Black History and Cultural Heritage

Overview

Black History and Cultural Heritage

Since 1976, Black History Month has been celebrated nationally and been recognized by every United States president during the month of February. Prior to that, Black History Month began as a week-long celebration in 1926 during the 2nd week of February, created by historian Carter G. Woodson and the newly-named Association for the Study of African American Life and History (ASALH). This celebration inspired many communities to host their own celebrations, and encouraged teachers to demand for more educational materials for their students regarding Black history. (source: blackhistorymonth.gov)
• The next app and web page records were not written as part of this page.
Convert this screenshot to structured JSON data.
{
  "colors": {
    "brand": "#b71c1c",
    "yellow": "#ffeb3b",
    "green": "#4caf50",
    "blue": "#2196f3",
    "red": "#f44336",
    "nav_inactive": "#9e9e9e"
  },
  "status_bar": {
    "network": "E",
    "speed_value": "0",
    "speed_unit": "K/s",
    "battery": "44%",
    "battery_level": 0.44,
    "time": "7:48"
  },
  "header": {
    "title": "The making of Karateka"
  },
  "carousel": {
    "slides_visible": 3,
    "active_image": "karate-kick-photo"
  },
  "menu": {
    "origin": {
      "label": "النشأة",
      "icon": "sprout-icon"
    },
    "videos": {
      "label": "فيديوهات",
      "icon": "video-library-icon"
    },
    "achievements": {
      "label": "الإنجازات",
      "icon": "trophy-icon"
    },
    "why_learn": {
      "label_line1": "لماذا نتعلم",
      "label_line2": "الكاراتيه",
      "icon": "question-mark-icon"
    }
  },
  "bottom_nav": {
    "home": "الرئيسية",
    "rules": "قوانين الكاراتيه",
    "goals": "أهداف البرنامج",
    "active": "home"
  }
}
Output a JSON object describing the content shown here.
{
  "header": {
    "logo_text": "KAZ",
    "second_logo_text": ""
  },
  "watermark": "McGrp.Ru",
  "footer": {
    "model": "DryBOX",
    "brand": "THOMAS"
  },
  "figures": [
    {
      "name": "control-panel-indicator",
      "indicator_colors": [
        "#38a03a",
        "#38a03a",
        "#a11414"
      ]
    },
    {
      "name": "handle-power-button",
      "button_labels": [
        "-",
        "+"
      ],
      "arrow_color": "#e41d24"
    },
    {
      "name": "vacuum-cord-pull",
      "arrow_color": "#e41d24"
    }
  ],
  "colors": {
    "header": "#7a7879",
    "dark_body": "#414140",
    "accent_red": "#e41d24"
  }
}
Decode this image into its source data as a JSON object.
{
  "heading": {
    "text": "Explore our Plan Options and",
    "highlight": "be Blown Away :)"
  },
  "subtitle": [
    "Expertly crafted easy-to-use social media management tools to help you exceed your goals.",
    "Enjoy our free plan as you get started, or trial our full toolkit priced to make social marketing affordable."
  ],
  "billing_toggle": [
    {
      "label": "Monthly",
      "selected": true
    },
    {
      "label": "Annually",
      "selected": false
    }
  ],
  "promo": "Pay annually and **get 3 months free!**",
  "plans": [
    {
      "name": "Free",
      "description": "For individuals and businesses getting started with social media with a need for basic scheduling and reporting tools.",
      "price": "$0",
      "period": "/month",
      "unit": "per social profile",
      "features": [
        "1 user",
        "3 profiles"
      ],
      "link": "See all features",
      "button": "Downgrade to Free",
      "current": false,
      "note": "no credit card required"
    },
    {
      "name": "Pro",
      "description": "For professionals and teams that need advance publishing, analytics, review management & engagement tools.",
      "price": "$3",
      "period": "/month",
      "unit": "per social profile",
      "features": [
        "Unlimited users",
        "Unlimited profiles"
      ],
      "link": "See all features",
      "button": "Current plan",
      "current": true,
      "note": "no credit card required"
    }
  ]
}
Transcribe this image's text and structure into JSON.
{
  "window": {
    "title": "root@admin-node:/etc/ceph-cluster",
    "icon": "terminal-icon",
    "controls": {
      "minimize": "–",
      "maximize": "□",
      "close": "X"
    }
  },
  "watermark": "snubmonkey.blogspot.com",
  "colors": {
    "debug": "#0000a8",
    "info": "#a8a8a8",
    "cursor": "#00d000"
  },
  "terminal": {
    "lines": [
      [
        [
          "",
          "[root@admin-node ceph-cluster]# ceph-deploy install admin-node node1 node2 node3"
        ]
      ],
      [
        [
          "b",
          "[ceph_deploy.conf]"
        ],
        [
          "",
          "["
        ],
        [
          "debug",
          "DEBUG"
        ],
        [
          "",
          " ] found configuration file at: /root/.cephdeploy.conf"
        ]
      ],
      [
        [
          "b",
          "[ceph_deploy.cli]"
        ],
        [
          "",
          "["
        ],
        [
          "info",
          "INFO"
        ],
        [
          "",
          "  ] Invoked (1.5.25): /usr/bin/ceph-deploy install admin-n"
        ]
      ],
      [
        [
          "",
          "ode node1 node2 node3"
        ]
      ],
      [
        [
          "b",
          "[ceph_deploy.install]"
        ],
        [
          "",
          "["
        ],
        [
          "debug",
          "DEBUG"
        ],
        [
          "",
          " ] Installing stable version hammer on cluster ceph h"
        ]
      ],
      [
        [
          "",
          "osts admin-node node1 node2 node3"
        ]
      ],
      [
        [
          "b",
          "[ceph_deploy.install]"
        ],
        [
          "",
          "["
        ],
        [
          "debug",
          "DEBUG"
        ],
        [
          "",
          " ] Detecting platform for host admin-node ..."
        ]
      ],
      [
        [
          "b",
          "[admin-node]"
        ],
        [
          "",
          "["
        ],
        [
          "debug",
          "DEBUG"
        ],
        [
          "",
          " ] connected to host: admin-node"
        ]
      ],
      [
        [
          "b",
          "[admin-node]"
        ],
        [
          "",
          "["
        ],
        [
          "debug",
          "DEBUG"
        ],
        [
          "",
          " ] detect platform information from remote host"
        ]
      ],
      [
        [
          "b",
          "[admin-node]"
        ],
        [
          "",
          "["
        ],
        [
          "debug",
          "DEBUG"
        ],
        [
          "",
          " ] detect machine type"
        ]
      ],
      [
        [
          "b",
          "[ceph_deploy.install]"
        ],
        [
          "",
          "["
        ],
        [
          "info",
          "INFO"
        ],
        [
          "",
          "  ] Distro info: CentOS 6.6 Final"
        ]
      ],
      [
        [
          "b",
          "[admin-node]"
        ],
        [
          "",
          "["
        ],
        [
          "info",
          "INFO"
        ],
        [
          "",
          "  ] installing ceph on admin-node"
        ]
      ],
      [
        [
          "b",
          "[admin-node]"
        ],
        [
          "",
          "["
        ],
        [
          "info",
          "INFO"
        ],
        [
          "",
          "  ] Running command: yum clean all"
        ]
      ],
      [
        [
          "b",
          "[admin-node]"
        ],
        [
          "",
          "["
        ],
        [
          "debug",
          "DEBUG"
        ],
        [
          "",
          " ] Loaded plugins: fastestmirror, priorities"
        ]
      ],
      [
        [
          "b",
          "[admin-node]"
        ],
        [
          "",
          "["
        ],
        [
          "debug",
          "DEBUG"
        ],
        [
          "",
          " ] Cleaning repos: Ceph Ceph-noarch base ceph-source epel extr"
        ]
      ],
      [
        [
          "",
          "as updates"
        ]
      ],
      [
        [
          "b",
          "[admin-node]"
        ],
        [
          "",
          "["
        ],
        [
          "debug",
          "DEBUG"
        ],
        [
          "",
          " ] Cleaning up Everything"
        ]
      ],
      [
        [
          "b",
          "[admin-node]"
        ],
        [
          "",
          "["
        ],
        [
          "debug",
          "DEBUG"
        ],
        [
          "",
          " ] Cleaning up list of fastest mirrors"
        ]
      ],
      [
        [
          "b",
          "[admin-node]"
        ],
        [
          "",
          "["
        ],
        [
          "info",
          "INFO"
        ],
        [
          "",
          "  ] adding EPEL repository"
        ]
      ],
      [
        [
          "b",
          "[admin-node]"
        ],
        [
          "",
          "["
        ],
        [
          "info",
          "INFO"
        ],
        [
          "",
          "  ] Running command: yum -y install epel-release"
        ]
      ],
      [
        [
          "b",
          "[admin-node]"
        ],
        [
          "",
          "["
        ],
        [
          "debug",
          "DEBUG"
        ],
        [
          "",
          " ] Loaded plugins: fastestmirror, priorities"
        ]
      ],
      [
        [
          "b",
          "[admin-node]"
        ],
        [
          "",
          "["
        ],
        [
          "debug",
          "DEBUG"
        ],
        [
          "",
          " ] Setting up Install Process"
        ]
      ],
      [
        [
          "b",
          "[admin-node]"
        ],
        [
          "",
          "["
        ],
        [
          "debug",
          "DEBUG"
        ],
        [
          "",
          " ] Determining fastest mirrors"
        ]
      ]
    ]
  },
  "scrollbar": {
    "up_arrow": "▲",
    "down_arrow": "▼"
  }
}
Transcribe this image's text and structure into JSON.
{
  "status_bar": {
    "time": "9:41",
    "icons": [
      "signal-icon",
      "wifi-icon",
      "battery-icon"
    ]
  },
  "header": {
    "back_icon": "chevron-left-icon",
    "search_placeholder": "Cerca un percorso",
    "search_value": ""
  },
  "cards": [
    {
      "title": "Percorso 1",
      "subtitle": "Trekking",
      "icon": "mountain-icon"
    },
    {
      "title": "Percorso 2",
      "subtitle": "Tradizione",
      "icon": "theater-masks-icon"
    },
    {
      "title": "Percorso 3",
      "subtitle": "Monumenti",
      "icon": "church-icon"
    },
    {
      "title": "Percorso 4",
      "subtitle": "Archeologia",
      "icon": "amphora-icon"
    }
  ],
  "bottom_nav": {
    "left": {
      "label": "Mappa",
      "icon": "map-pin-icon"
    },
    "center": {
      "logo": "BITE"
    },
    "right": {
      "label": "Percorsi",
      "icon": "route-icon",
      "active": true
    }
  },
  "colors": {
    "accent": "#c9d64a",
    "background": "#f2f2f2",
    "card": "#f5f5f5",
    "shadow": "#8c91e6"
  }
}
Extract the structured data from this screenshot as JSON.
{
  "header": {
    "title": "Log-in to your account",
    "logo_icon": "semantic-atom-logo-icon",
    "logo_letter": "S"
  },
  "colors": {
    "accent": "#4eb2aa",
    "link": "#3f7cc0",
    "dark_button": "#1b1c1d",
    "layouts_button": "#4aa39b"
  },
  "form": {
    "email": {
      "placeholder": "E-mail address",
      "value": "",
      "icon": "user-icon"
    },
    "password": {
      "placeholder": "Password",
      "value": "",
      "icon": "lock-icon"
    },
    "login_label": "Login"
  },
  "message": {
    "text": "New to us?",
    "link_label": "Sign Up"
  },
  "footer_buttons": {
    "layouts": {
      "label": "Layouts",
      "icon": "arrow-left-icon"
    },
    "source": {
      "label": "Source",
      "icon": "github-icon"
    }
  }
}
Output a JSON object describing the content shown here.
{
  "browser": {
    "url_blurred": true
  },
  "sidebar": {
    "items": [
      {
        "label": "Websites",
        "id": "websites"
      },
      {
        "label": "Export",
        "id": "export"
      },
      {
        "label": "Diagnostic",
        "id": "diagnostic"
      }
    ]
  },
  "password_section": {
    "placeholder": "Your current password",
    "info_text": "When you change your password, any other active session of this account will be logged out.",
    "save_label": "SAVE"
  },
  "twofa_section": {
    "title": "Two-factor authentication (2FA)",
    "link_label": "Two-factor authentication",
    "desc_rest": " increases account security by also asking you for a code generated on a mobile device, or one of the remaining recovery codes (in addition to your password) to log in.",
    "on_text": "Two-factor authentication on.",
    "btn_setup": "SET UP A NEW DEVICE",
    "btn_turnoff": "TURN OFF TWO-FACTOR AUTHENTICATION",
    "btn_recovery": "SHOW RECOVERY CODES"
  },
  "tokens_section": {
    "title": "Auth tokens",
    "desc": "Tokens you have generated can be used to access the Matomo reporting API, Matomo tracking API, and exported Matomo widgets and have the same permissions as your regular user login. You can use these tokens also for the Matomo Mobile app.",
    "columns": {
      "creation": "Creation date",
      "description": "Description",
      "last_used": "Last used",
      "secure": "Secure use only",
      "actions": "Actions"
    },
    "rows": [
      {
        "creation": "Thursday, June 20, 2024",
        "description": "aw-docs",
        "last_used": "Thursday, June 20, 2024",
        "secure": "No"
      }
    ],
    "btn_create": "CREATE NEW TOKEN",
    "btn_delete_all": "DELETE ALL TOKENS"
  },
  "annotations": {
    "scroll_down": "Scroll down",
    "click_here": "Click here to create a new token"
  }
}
Equity in Libraries, 2023 and Beyond

Past Black History Month Themes:

2019: “Black Migrations
2020: “African Americans and the Vote
2021: “The Black Family: Representation, Identity, and Diversity
2022: “Black Health and Wellness
2023: “Black Resistance

2023 Events

A Celebration of Black History Month: Equity in Libraries, 2023 and Beyond
Thursday, February 23, 2023 from 10 a.m. to 12 p.m. Pacific Time

Elaina Norlin Dominique Dozier
Michael A. Crumpton Binnie Tate Wilkin
Kelvin Watson

Symposia

In February 2022, the SJSU iSchool hosted a symposium in honor of Black History Month titled, “Shaping the Future Together: How Libraries Can Support Communities of Color.” The symposium featured two keynote speakers, 2020-2021 ALA President Julius Jefferson and CLA President Jené Brown, as well as several panelists who shared their experiences advocating for diverse information needs.

Please join us in celebrating the achievements of our Black community members in the Library and Information Science field at the February 2023 EDI Online Symposium, where we will talk about how to make a successful entry into the profession.

Library and Information Science Best Practices

Best Practices from “Shaping the Future Together: How Libraries Can Support Communities of Color”:

  • Serve as a mentor for up-and-coming librarians
  • Create more library decision-making seats at the table for BIPOC folks
  • Amplify the voices and perspectives of communities of color 
  • Seek out partnerships with organizations that are already supporting BIPOC folks

Community Profiles

Jessica Pryde

Professional Associations

Black Caucus ALA

Bibliography

Videos